SUPPLIED DATA below:

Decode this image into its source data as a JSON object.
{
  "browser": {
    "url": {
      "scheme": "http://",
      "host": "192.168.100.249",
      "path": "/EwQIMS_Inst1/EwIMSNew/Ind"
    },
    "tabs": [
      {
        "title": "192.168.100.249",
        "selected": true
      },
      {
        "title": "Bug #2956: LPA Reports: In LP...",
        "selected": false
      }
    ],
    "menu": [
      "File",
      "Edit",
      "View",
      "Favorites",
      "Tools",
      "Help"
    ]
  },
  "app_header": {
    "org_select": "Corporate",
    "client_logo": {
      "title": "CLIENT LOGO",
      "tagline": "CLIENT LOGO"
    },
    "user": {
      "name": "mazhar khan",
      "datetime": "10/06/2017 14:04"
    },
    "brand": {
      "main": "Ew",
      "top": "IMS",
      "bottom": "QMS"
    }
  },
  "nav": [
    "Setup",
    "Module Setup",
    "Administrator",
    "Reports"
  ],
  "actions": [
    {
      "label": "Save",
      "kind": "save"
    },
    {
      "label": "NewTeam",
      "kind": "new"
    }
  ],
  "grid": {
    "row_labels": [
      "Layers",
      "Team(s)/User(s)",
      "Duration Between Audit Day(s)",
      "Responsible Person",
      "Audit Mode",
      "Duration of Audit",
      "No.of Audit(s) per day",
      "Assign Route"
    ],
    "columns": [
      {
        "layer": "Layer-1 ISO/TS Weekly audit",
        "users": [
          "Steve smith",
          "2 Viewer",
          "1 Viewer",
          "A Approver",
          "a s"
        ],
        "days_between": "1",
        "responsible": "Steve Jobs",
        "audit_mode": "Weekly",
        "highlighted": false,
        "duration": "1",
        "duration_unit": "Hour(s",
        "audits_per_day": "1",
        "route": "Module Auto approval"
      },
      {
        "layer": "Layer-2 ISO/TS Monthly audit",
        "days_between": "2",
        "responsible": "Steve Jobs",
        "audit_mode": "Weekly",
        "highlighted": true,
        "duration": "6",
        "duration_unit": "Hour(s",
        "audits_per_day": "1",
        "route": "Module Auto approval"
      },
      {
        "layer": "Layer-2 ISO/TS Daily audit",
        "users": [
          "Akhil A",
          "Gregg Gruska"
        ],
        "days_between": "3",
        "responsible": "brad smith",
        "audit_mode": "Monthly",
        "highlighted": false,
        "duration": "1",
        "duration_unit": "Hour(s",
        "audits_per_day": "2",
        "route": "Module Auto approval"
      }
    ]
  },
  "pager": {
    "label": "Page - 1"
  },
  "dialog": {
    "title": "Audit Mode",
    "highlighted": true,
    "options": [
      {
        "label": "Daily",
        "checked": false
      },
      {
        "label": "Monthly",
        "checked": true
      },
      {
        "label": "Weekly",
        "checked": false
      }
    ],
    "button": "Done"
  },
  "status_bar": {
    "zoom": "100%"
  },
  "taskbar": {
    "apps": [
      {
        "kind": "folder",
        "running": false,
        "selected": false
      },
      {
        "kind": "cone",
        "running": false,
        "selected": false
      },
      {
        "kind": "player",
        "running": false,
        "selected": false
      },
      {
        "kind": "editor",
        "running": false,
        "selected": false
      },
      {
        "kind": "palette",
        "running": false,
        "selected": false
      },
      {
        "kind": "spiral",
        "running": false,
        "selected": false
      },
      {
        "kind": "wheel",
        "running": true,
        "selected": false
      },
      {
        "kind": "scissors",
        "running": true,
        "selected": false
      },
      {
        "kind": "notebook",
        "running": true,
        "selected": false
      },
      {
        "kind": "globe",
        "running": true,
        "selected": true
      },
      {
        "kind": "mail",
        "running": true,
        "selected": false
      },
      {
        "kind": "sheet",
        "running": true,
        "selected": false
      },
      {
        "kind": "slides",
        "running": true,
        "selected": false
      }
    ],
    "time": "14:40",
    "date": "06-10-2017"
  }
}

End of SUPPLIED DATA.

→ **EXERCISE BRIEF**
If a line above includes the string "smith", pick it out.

→ **EXERCISE OUTPUT**
          "Steve smith",
        "responsible": "brad smith",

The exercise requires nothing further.